WORK TASK: Say how many lines of the listing below hold the word "日志管理". Give only that number.

AVAILABLE RECORDS:
*** Block opens ***
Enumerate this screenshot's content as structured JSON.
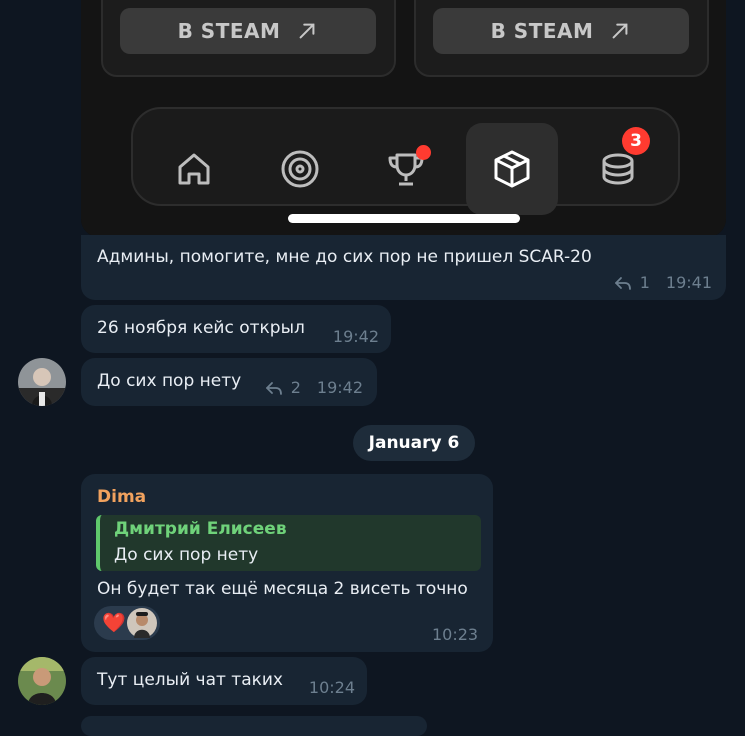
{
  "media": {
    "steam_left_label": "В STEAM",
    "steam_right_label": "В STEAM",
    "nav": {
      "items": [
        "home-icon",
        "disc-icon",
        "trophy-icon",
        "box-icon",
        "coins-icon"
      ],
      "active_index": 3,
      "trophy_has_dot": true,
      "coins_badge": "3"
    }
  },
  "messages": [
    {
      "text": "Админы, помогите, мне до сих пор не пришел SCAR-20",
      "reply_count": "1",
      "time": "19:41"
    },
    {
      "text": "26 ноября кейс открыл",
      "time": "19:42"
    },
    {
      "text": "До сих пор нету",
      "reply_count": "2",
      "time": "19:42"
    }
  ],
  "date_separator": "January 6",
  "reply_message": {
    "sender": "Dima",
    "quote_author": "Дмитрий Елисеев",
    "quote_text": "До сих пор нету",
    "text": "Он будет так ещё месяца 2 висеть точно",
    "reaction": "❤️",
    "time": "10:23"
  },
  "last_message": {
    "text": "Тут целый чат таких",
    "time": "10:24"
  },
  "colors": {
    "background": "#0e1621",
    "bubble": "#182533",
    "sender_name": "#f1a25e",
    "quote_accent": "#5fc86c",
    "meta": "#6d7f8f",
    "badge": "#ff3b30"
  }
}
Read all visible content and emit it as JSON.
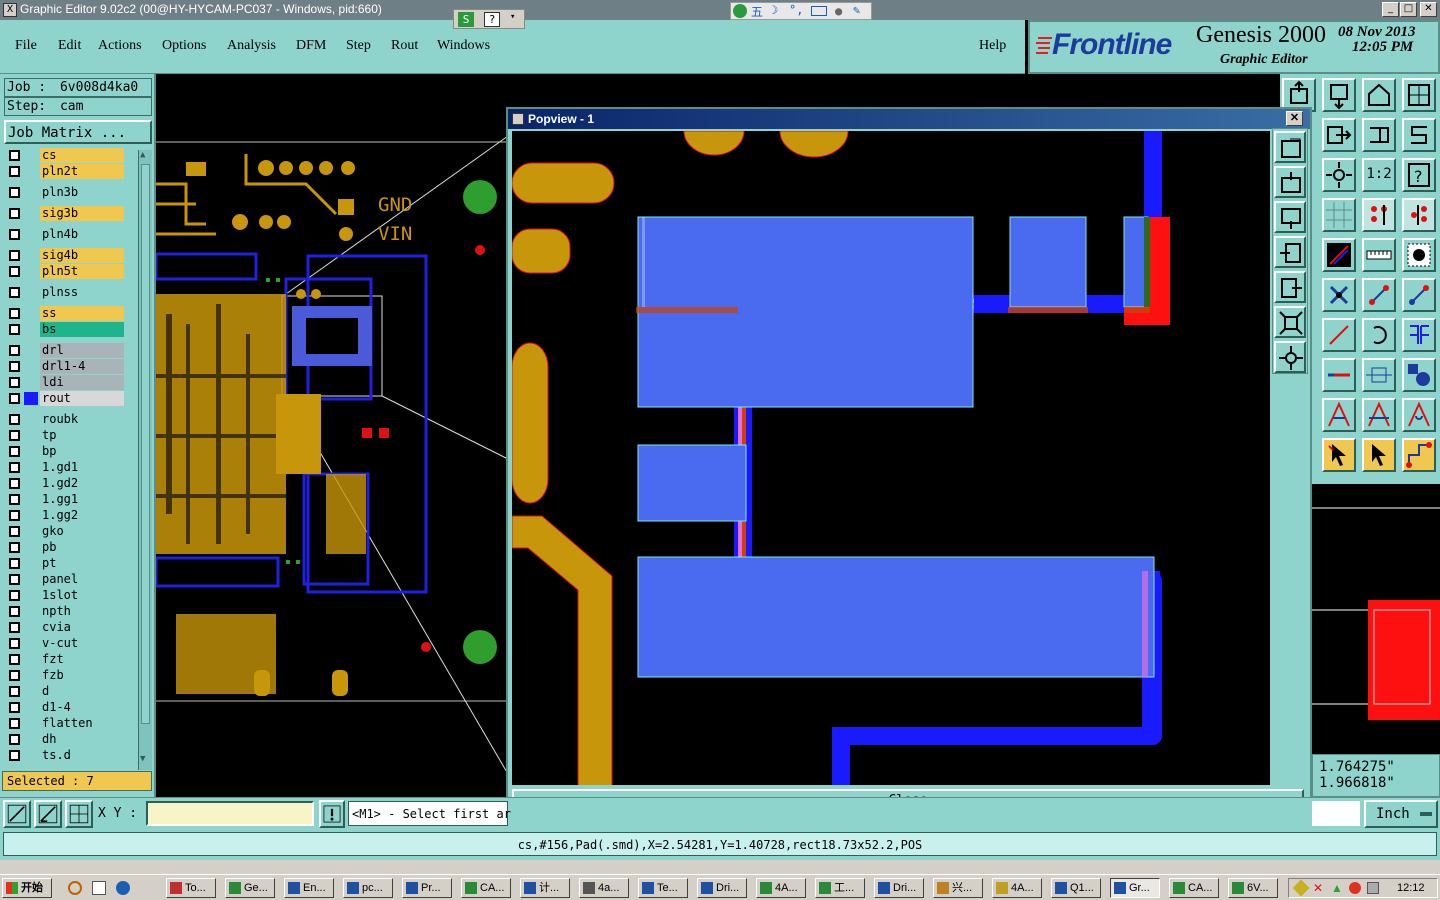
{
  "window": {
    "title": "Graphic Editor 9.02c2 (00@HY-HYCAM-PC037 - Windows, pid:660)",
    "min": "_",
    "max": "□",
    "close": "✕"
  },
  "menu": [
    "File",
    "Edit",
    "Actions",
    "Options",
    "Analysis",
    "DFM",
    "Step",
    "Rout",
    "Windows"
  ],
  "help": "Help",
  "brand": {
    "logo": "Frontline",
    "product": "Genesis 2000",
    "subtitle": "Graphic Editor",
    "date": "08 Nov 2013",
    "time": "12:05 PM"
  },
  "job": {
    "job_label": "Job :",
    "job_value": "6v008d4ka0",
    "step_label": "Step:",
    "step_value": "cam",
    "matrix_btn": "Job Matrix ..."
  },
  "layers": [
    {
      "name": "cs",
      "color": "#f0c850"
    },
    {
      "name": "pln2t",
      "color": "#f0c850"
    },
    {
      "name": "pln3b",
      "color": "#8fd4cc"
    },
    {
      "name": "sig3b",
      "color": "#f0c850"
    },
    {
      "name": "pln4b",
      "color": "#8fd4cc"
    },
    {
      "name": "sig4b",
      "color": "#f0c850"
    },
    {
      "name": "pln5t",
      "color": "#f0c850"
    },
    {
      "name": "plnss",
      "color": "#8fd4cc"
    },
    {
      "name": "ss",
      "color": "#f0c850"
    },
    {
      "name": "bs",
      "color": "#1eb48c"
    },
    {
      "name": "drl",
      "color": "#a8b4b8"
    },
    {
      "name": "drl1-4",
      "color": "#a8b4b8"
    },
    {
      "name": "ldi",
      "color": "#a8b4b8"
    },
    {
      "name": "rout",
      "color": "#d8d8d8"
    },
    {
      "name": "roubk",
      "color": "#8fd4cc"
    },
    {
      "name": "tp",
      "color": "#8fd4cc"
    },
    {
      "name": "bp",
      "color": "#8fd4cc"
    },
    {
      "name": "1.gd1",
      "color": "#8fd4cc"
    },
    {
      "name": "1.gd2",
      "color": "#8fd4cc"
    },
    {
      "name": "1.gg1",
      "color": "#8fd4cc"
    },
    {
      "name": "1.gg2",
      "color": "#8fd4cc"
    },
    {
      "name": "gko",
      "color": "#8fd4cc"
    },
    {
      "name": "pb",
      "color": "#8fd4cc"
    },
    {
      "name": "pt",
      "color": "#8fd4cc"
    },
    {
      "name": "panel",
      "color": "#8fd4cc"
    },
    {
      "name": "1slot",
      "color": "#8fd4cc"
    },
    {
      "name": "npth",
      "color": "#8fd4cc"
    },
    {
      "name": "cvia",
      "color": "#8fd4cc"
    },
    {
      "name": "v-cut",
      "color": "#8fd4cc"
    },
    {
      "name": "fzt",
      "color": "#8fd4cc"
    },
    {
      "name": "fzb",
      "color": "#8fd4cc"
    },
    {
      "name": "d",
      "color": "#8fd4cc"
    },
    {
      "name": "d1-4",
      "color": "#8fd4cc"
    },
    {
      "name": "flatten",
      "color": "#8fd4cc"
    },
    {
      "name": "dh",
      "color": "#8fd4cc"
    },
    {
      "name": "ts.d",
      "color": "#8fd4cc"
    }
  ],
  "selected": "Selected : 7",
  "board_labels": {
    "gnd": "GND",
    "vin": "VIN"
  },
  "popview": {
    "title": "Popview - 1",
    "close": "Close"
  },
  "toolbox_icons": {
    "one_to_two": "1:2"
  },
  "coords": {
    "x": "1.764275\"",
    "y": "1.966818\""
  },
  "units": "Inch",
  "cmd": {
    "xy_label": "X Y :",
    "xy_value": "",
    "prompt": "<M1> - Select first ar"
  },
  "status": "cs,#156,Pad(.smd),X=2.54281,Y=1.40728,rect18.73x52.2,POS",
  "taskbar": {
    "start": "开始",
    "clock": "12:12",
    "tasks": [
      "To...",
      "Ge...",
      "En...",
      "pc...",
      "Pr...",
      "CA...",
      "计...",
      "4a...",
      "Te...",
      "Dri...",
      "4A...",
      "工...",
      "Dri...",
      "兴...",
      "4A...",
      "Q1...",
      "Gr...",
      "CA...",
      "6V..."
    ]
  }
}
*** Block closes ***
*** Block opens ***
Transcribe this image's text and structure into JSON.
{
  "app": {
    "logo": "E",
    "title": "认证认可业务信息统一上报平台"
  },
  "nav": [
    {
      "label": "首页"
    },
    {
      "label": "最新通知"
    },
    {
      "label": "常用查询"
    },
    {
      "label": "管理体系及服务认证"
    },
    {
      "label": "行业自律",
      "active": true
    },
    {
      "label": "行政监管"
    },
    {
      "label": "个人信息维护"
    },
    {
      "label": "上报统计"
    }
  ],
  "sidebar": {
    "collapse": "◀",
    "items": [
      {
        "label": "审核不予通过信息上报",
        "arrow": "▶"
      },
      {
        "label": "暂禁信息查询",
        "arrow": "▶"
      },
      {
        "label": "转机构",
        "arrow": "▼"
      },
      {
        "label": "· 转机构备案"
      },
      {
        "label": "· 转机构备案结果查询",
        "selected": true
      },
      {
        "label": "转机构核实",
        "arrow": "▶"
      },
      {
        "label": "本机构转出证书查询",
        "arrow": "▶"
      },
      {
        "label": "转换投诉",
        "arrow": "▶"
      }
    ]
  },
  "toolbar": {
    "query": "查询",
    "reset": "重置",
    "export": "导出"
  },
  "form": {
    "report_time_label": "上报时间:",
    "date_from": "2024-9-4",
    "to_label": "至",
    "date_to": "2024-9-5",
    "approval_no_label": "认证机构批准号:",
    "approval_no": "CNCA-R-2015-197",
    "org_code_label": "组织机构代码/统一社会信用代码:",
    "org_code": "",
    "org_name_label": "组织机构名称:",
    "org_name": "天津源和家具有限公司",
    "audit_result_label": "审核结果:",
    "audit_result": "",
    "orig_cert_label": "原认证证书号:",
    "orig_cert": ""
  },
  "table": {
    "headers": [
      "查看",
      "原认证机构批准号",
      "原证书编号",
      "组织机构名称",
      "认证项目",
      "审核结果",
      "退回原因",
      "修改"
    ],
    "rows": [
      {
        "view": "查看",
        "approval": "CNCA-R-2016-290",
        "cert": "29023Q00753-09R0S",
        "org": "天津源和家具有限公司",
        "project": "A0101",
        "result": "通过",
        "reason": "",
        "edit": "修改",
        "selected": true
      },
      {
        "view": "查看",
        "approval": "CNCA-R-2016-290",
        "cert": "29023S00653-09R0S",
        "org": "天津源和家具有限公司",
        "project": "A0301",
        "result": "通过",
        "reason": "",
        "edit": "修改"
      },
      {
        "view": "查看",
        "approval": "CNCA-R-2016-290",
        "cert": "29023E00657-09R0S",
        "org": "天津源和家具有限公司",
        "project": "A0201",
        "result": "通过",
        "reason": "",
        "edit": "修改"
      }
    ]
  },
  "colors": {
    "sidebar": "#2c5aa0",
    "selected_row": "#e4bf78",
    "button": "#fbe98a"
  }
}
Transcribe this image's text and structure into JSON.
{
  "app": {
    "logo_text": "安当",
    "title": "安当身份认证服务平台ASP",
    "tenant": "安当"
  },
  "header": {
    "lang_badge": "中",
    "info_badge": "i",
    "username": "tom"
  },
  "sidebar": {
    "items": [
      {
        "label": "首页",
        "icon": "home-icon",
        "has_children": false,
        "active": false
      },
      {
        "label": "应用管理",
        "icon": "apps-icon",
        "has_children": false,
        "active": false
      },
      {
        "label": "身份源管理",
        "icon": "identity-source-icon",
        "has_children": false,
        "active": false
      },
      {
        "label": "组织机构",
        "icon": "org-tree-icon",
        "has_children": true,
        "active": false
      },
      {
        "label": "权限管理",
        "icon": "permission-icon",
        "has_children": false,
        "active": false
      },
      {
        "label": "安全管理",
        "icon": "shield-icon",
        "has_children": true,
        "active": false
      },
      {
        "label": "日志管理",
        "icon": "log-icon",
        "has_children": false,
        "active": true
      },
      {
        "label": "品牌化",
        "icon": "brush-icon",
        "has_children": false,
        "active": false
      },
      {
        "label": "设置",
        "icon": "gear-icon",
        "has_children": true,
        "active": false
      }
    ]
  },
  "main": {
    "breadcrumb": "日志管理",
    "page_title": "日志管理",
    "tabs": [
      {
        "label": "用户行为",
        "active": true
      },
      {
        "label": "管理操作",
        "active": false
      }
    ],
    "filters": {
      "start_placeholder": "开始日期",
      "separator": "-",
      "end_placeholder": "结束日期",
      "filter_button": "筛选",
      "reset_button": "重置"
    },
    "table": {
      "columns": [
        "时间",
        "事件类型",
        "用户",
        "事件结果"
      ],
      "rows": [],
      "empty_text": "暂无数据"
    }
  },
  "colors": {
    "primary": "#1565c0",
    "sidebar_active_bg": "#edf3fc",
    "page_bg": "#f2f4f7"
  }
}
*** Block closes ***
WORKED SOLUTION: 3